Stored data:
-------

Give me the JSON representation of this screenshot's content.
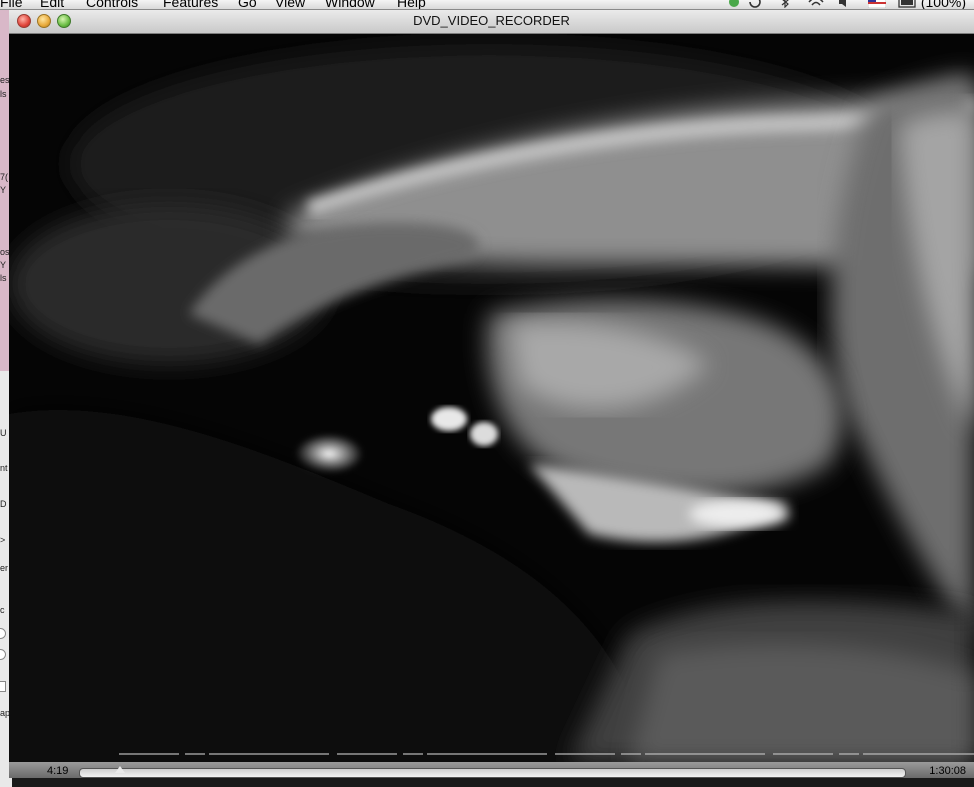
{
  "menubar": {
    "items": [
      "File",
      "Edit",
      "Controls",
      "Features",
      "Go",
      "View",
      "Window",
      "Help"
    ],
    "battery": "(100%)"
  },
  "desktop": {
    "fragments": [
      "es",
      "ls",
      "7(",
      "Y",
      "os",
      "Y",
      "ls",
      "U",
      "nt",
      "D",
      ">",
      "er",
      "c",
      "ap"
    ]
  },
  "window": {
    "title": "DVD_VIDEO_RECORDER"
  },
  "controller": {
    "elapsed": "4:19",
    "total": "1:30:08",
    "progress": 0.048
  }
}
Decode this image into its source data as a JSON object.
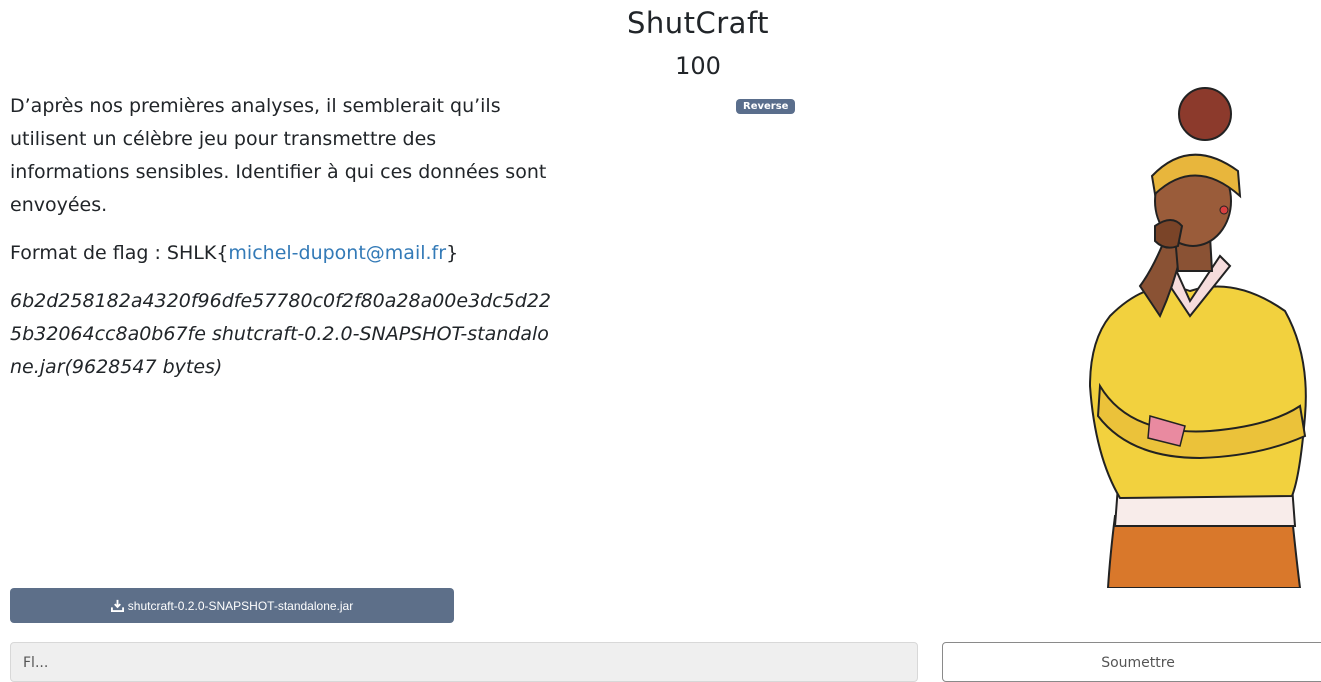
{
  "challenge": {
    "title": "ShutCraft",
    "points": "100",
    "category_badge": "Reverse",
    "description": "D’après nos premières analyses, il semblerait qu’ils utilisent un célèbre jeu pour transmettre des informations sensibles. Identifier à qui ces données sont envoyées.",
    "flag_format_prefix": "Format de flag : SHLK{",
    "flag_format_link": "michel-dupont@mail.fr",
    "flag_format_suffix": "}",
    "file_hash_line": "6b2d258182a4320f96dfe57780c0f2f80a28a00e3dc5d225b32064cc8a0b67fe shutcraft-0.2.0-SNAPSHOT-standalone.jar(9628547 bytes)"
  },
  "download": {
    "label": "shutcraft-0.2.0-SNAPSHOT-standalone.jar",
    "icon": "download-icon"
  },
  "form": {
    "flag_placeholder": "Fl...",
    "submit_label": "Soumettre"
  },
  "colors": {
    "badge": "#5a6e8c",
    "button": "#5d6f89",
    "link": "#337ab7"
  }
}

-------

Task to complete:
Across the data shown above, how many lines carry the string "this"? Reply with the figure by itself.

Solution below:
2